[Work instructions]
Examine each line of the data. Copy the line if it includes the word "nothing".

Dataset rows describing interfaces
▼
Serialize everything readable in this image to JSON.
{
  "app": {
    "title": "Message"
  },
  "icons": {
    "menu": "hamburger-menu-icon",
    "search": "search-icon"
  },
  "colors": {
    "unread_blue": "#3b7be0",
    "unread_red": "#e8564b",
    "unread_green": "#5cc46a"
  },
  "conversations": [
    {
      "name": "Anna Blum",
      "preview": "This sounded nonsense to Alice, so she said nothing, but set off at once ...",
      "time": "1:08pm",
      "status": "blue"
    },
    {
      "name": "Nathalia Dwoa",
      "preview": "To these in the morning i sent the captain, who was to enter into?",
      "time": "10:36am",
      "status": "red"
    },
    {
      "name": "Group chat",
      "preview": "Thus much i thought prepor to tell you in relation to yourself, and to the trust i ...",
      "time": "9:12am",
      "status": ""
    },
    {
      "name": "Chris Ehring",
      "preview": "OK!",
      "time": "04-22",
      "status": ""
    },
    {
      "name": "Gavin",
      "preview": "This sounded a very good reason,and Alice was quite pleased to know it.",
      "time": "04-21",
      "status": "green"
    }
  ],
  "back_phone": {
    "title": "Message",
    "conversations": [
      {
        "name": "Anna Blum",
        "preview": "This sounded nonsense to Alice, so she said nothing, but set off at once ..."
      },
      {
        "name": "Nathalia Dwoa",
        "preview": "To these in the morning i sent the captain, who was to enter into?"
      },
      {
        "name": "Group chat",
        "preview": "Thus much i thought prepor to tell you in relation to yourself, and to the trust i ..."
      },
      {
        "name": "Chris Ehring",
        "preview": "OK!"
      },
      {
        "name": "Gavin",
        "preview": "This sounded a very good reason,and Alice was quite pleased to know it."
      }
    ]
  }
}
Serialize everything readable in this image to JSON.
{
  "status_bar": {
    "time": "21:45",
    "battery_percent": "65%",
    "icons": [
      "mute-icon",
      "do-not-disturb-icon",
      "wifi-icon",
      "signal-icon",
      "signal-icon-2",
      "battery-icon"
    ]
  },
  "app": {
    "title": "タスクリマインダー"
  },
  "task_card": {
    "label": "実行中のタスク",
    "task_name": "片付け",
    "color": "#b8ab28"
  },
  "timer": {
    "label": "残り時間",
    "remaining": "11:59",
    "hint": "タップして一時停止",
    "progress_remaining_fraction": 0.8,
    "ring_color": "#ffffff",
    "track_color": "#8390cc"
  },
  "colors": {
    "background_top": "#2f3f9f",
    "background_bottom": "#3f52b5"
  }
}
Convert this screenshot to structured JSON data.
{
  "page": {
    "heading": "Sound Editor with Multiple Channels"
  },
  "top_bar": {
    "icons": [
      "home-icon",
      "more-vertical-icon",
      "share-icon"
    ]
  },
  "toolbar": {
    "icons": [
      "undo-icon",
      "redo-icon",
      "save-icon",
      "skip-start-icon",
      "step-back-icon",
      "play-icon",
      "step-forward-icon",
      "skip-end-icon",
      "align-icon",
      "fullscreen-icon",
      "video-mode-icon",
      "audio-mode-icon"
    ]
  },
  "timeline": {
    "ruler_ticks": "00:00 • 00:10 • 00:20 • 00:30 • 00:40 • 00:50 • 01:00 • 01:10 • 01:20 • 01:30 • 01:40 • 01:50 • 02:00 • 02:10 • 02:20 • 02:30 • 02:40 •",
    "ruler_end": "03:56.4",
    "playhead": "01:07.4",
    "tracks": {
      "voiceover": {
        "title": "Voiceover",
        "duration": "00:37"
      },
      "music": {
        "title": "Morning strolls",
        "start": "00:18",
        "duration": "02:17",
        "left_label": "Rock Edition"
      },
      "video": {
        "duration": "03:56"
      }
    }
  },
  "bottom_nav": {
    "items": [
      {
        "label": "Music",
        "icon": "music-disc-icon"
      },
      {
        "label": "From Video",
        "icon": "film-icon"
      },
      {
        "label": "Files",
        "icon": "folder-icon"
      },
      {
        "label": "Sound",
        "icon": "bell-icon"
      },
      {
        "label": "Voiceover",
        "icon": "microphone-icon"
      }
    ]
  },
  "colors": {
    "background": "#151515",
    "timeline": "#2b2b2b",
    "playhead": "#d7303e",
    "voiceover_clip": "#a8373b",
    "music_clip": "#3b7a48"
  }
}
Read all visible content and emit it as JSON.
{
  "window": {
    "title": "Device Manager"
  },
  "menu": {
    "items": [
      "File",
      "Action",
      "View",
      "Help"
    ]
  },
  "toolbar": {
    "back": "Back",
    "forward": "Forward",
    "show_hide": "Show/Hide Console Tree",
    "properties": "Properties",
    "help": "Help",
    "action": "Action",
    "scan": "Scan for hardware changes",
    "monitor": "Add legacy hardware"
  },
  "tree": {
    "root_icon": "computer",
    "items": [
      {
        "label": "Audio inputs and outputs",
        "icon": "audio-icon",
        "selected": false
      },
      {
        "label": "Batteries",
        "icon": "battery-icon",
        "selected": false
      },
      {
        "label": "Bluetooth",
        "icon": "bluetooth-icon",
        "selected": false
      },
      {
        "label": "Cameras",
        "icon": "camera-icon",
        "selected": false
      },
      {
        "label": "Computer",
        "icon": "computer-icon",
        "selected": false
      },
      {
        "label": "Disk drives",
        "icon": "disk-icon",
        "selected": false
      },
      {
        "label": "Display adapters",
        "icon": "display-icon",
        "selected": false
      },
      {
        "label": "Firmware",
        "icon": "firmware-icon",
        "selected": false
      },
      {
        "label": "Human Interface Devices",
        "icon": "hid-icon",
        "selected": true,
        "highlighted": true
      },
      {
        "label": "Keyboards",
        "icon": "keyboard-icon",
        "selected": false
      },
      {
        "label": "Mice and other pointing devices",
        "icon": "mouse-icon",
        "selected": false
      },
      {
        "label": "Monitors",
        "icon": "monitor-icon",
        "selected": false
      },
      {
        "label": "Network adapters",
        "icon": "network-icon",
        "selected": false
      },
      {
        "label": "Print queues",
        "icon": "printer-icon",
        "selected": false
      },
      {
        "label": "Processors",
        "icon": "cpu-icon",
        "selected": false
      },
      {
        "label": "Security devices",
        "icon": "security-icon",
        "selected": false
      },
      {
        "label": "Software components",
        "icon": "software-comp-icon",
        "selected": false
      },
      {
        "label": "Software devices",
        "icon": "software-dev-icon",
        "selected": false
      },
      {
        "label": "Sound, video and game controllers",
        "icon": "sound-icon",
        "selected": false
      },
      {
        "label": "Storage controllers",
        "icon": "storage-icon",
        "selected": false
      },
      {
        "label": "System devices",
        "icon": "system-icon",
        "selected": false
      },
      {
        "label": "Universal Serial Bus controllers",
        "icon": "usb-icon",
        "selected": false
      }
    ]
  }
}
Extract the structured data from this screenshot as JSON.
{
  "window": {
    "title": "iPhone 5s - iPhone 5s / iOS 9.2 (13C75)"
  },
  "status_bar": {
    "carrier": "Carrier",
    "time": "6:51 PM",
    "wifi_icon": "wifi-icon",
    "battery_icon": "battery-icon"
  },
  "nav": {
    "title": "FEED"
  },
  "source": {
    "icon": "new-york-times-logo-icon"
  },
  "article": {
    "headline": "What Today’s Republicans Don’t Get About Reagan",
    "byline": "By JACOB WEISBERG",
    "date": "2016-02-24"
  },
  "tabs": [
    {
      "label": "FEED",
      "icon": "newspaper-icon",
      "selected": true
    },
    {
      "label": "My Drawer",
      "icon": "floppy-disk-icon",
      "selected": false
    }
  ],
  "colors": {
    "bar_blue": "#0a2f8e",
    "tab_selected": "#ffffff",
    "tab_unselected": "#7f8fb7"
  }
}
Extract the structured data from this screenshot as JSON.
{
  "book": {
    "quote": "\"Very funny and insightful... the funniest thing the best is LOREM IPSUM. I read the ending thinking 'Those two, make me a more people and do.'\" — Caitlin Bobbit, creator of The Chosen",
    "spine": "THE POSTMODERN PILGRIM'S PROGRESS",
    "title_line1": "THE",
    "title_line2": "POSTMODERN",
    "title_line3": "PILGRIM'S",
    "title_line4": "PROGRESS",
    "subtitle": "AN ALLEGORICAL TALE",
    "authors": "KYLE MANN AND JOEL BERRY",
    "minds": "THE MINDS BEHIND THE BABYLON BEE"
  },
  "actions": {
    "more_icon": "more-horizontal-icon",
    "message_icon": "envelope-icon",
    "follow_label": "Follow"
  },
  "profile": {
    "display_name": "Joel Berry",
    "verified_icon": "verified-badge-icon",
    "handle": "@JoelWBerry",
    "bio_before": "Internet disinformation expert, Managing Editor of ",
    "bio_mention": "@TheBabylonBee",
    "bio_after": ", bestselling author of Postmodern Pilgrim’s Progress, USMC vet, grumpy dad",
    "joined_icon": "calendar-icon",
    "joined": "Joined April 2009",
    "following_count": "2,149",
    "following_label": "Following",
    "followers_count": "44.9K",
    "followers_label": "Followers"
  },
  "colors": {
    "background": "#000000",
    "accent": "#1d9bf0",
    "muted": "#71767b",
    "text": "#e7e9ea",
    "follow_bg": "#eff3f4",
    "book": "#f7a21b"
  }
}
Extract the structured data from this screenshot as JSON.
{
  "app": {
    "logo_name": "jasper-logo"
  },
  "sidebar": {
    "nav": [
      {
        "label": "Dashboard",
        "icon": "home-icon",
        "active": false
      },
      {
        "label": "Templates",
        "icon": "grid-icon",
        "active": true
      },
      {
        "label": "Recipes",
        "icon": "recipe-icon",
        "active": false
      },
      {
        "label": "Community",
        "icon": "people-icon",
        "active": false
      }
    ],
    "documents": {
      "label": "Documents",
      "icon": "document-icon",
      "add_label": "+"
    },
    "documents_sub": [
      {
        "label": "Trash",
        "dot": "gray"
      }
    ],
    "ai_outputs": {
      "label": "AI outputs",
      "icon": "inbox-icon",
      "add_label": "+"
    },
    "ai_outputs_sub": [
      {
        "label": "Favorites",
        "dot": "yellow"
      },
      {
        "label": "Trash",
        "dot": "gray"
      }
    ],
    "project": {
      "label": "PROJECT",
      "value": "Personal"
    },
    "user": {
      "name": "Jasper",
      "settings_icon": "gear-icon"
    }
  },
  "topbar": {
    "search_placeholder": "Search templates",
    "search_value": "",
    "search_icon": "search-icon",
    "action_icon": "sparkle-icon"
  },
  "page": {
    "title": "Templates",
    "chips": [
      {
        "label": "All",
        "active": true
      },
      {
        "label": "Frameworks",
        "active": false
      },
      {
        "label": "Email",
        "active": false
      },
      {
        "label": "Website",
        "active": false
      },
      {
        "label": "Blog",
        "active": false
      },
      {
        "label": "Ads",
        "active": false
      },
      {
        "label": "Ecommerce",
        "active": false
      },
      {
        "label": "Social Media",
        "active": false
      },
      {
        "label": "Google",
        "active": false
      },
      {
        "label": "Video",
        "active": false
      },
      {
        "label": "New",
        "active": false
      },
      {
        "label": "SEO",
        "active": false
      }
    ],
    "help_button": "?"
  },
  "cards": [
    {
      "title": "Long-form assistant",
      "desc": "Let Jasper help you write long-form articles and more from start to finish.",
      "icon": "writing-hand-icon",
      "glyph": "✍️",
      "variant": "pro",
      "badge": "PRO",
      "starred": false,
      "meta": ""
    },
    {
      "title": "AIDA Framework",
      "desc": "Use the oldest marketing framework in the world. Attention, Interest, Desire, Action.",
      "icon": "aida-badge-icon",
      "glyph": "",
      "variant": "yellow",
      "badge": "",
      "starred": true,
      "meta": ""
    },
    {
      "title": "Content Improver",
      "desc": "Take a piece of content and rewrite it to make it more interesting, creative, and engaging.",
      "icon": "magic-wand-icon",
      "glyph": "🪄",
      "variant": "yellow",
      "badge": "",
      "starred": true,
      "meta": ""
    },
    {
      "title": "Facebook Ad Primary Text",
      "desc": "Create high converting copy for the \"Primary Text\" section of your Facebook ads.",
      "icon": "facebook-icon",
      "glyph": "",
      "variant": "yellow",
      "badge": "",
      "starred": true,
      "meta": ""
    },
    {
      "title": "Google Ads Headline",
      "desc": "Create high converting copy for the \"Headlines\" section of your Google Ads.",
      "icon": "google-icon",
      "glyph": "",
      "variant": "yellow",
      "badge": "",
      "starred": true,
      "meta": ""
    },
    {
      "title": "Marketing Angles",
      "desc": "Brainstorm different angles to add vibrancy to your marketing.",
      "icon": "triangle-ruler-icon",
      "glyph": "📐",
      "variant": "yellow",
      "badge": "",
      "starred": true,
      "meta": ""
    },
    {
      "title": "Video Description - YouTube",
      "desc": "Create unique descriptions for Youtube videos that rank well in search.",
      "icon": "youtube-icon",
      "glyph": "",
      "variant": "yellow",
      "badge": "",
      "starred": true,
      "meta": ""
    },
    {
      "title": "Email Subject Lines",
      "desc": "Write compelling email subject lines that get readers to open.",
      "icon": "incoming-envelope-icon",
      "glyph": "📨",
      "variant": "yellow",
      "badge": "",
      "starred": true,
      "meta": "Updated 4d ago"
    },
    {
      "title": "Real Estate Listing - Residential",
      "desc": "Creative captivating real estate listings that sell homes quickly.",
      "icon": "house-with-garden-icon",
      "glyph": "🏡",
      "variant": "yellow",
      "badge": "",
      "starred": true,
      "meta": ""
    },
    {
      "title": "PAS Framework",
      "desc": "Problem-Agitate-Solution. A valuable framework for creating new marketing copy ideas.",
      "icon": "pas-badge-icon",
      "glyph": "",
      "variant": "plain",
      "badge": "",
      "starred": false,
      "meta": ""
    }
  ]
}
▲
[Finished task]
      "preview": "This sounded nonsense to Alice, so she said nothing, but set off at once ...",
        "preview": "This sounded nonsense to Alice, so she said nothing, but set off at once ..."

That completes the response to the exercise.